# Crafting my future with OBM

July 12, 2019

It’s been a couple of years maybe, when I read ‘i want 2 do project tell me wat 2 do’ - which by the way, you should too! since I first came across Operation Blue Moon (OBM), a project aimed towards time management and getting things done. It’s run single-handedly by Shakthi Kannan (~mbuf) (who is also the author of ‘i want 2 do project, tell me wat 2 do’ ).

Not only does it borrows it’s name, but also the kind of disciple practiced, from our miliary counterparts. The practices here, build upon the years of experience Shakthi has dealing with people trying, failing, and trying ~harder~ again in their conquest with these utterly useful traits.

DISCLAIMER: With this blog, I mean to give an overview of what were my takeaways with OBM, and in no way serves as a guide about how you should go about attempting it. One thing is for sure, it’s difficult, which creates the scarcity and you, the winner.

OBM, at it’s core, provides one with a framework (the ability to define WHY, WHAT, WHEN and HOW) to align their thoughts, expectations and action practically, along with the ability to monitor your success. How does it do so? Read on.

Every participant of OBM has a plan file every plan is inside a particular track (theme), eg. data scientist, devops, etc. - this serves as WHY (an emacs org file), which enlists their goals - long term, short term, secondary, etc. - all goals - The WHAT.

Then, under each subsequent heading, define what tasks do you need to do in order to achieve that goal - The HOW. The tasks have the following propoerties:

*** TODO Write one blog post
:PROPERTIES:
:ESTIMATED: 3
:ACTUAL:
:OWNER: RJ722
:ID: WRITE.1562247371
:END:


ESTIMATED - The time you estimate you would take for completing the task.

ACTUAL - The actual amount it takes for you to complete it.

OWNER, ID and TASKID are there for better visualizations. (more on this later)

I’ve the following function (courtesy of mbuf) in my spacemacs config to help me generate these tasks:


(define-skeleton insert-org-entry
"Prompt for task, estimate and category"
nil
'(setq timestamp (format-time-string "%s"))
":PROPERTIES:" \n
":ESTIMATED: " estimate \n
":ACTUAL:" \n
":OWNER: RJ722" \n
":ID: " category "." timestamp \n
":TASKID: " category "." timestamp \n
":END:")


The more important question is WHEN. Here’s where the ‘sprints’ chime-in. If you’re participating in OBM, you’re always sprinting (which makes perfect sense, since ideally you wouldn’t want yourself ‘unmanaging’ your time). A sprint, generally lasts for around 14-18 days. Before the sprint starts, move the tasks you want to get done in that sprint, under it’s ‘tab’ (which exists in the plan file, an example here). You also need to enter an average amount of time you can dedicate on a per day basis for this sprint.

Shakthi would then move such tasks from all participants to a file dedicated to that sprint. The participants can now clock their tasks (track the amount of time they have spend doing each of these tasks) - in emacs’ org mode (org-clock-in, org-clock-out).

If you have done everything until now correctly, you should have a holistic view of how well your performance was for the last sprint.
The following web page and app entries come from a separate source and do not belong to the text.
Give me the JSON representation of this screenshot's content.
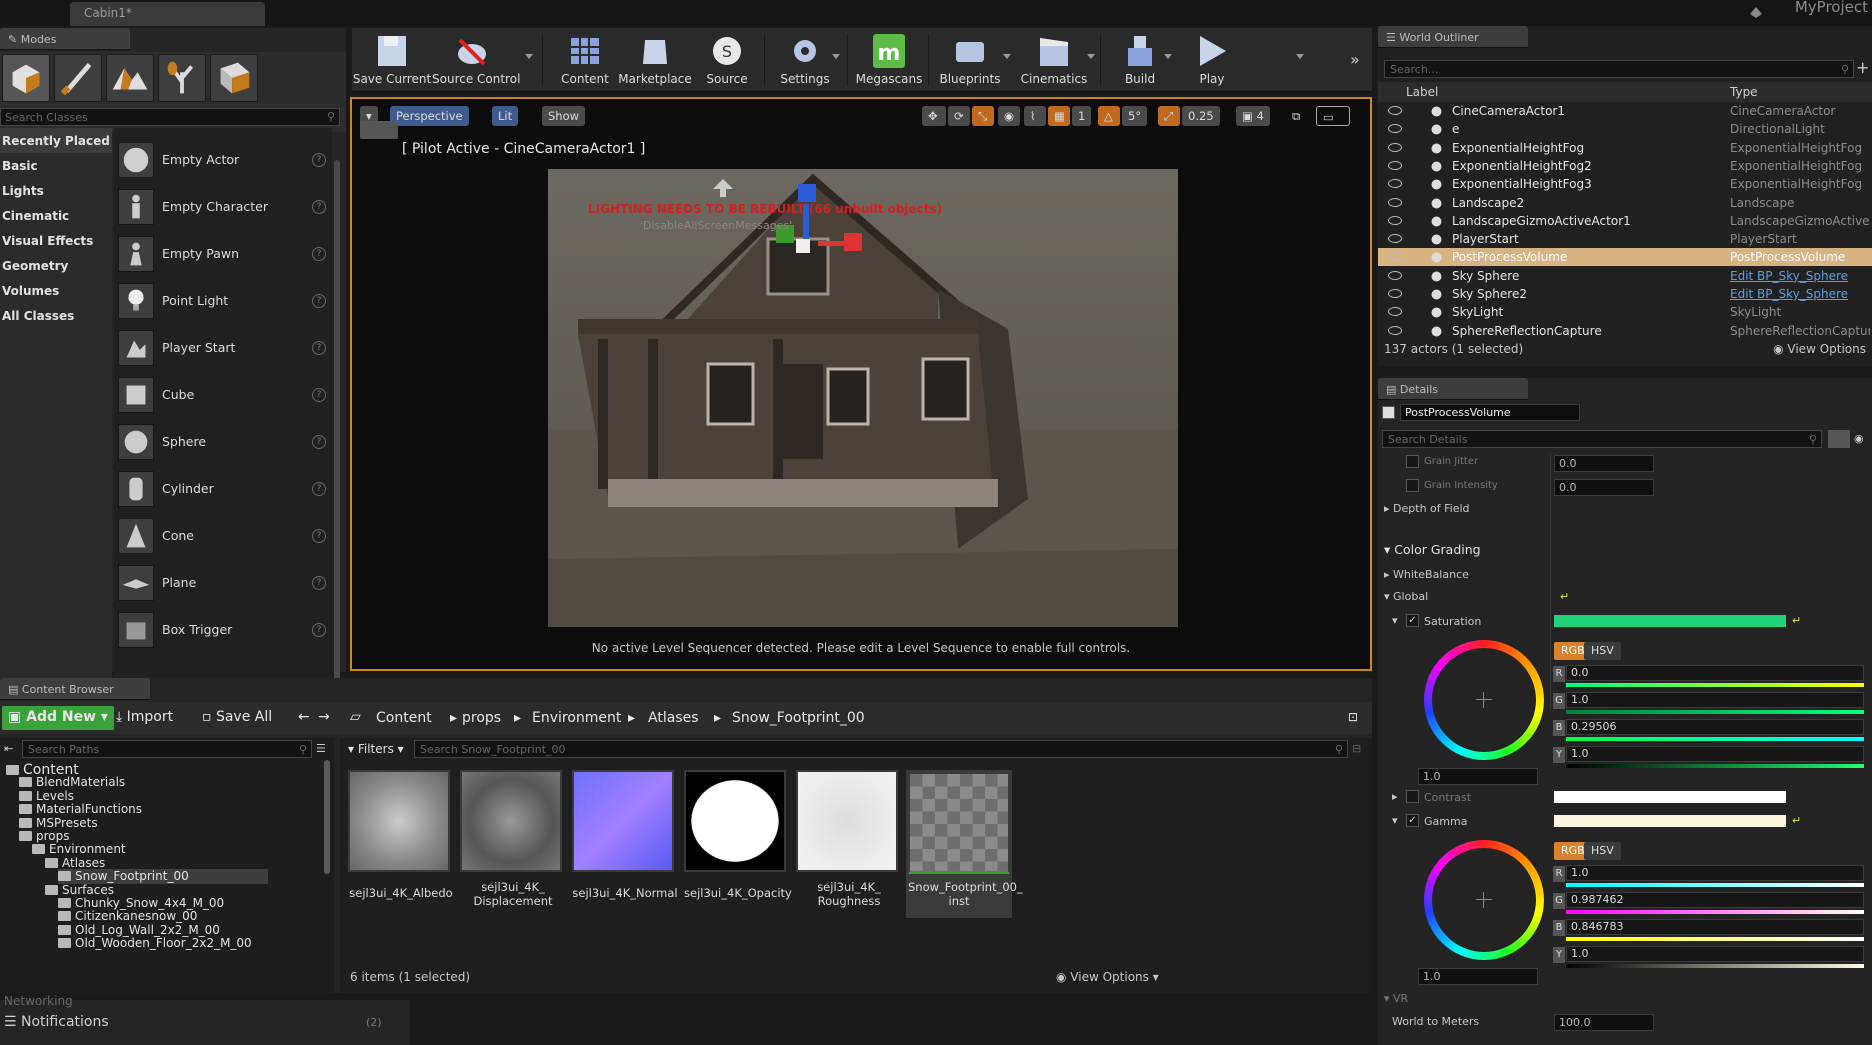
{
  "window": {
    "doc_tab": "Cabin1*",
    "project": "MyProject"
  },
  "modes": {
    "tab": "Modes",
    "search_placeholder": "Search Classes",
    "categories": [
      "Recently Placed",
      "Basic",
      "Lights",
      "Cinematic",
      "Visual Effects",
      "Geometry",
      "Volumes",
      "All Classes"
    ],
    "items": [
      "Empty Actor",
      "Empty Character",
      "Empty Pawn",
      "Point Light",
      "Player Start",
      "Cube",
      "Sphere",
      "Cylinder",
      "Cone",
      "Plane",
      "Box Trigger"
    ]
  },
  "toolbar": {
    "buttons": [
      "Save Current",
      "Source Control",
      "Content",
      "Marketplace",
      "Source",
      "Settings",
      "Megascans",
      "Blueprints",
      "Cinematics",
      "Build",
      "Play"
    ]
  },
  "viewport": {
    "perspective": "Perspective",
    "lit": "Lit",
    "show": "Show",
    "grid_snap": "1",
    "rot_snap": "5°",
    "scale_snap": "0.25",
    "cam_speed": "4",
    "pilot": "[ Pilot Active - CineCameraActor1 ]",
    "lighting_warning": "LIGHTING NEEDS TO BE REBUILT (66 unbuilt objects)",
    "lighting_sub": "'DisableAllScreenMessages'",
    "sequencer_msg": "No active Level Sequencer detected. Please edit a Level Sequence to enable full controls."
  },
  "outliner": {
    "tab": "World Outliner",
    "search_placeholder": "Search...",
    "col_label": "Label",
    "col_type": "Type",
    "rows": [
      {
        "label": "CineCameraActor1",
        "type": "CineCameraActor",
        "link": false
      },
      {
        "label": "e",
        "type": "DirectionalLight",
        "link": false
      },
      {
        "label": "ExponentialHeightFog",
        "type": "ExponentialHeightFog",
        "link": false
      },
      {
        "label": "ExponentialHeightFog2",
        "type": "ExponentialHeightFog",
        "link": false
      },
      {
        "label": "ExponentialHeightFog3",
        "type": "ExponentialHeightFog",
        "link": false
      },
      {
        "label": "Landscape2",
        "type": "Landscape",
        "link": false
      },
      {
        "label": "LandscapeGizmoActiveActor1",
        "type": "LandscapeGizmoActiveActor",
        "link": false
      },
      {
        "label": "PlayerStart",
        "type": "PlayerStart",
        "link": false
      },
      {
        "label": "PostProcessVolume",
        "type": "PostProcessVolume",
        "link": false
      },
      {
        "label": "Sky Sphere",
        "type": "Edit BP_Sky_Sphere",
        "link": true
      },
      {
        "label": "Sky Sphere2",
        "type": "Edit BP_Sky_Sphere",
        "link": true
      },
      {
        "label": "SkyLight",
        "type": "SkyLight",
        "link": false
      },
      {
        "label": "SphereReflectionCapture",
        "type": "SphereReflectionCapture",
        "link": false
      }
    ],
    "selected_index": 8,
    "status": "137 actors (1 selected)",
    "view_options": "View Options"
  },
  "details": {
    "tab": "Details",
    "object_name": "PostProcessVolume",
    "search_placeholder": "Search Details",
    "grain_jitter_label": "Grain Jitter",
    "grain_jitter": "0.0",
    "grain_intensity_label": "Grain Intensity",
    "grain_intensity": "0.0",
    "dof": "Depth of Field",
    "color_grading": "Color Grading",
    "white_balance": "WhiteBalance",
    "global": "Global",
    "saturation": "Saturation",
    "sat": {
      "r": "0.0",
      "g": "1.0",
      "b": "0.29506",
      "y": "1.0",
      "wheel": "1.0"
    },
    "contrast": "Contrast",
    "gamma": "Gamma",
    "gam": {
      "r": "1.0",
      "g": "0.987462",
      "b": "0.846783",
      "y": "1.0",
      "wheel": "1.0"
    },
    "rgb": "RGB",
    "hsv": "HSV",
    "vr": "VR",
    "world_to_meters_label": "World to Meters",
    "world_to_meters": "100.0"
  },
  "content_browser": {
    "tab": "Content Browser",
    "add_new": "Add New",
    "import": "Import",
    "save_all": "Save All",
    "breadcrumbs": [
      "Content",
      "props",
      "Environment",
      "Atlases",
      "Snow_Footprint_00"
    ],
    "search_paths": "Search Paths",
    "filters": "Filters",
    "search_assets": "Search Snow_Footprint_00",
    "tree": [
      {
        "label": "Content",
        "indent": 0
      },
      {
        "label": "BlendMaterials",
        "indent": 1
      },
      {
        "label": "Levels",
        "indent": 1
      },
      {
        "label": "MaterialFunctions",
        "indent": 1
      },
      {
        "label": "MSPresets",
        "indent": 1
      },
      {
        "label": "props",
        "indent": 1
      },
      {
        "label": "Environment",
        "indent": 2
      },
      {
        "label": "Atlases",
        "indent": 3
      },
      {
        "label": "Snow_Footprint_00",
        "indent": 4
      },
      {
        "label": "Surfaces",
        "indent": 3
      },
      {
        "label": "Chunky_Snow_4x4_M_00",
        "indent": 4
      },
      {
        "label": "Citizenkanesnow_00",
        "indent": 4
      },
      {
        "label": "Old_Log_Wall_2x2_M_00",
        "indent": 4
      },
      {
        "label": "Old_Wooden_Floor_2x2_M_00",
        "indent": 4
      }
    ],
    "assets": [
      "sejl3ui_4K_Albedo",
      "sejl3ui_4K_\nDisplacement",
      "sejl3ui_4K_Normal",
      "sejl3ui_4K_Opacity",
      "sejl3ui_4K_\nRoughness",
      "Snow_Footprint_00_\ninst"
    ],
    "status": "6 items (1 selected)",
    "view_options": "View Options"
  },
  "bottom": {
    "networking": "Networking",
    "notifications": "Notifications",
    "notif_count": "(2)"
  }
}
And, this is the most important step. Introspection - See what you did you wrong, what factor did you forget to take into account - how much was the difference between the actual and expected time of completion. Were you not able to complete all the tasks - why? what could you do to improve your estimates?

You don’t even have to do this formally (although, it helps). Just doing the work, clocking it, and sending it over is enough to spark an introspective impulse. Just stick with the plan long enough and you’d see improvements. You’d see major improvements. I want to attribute the reason for OBM’s success to it’s simplicity, but it really is the discipline, showing up everyday and doing the work.

If you currently find yourself in a position, where it feels like you’re stuck - you know what you want to do, but there’s this ‘something’ stopping you, and it feels forever since you’ve been wanting to do this thing, but there’s been no tangible progress so far. Well, then OBM is exactly the right thing for you. With this framework, you’re forced to formalize things, diagnose the ‘something’ stopping you, make changes to your current schedule and to see the different between the direction you aim to go towards and the one where you’re heading (with your current planning).

Last, but not the least, I want to thank Shakthi for all the energy and motivation he’s been pumping into the project himself. Thank you so much Shakthi!

Have fun experiencing OBM!

Crafting my future with OBM - July 12, 2019 - Rahul Jha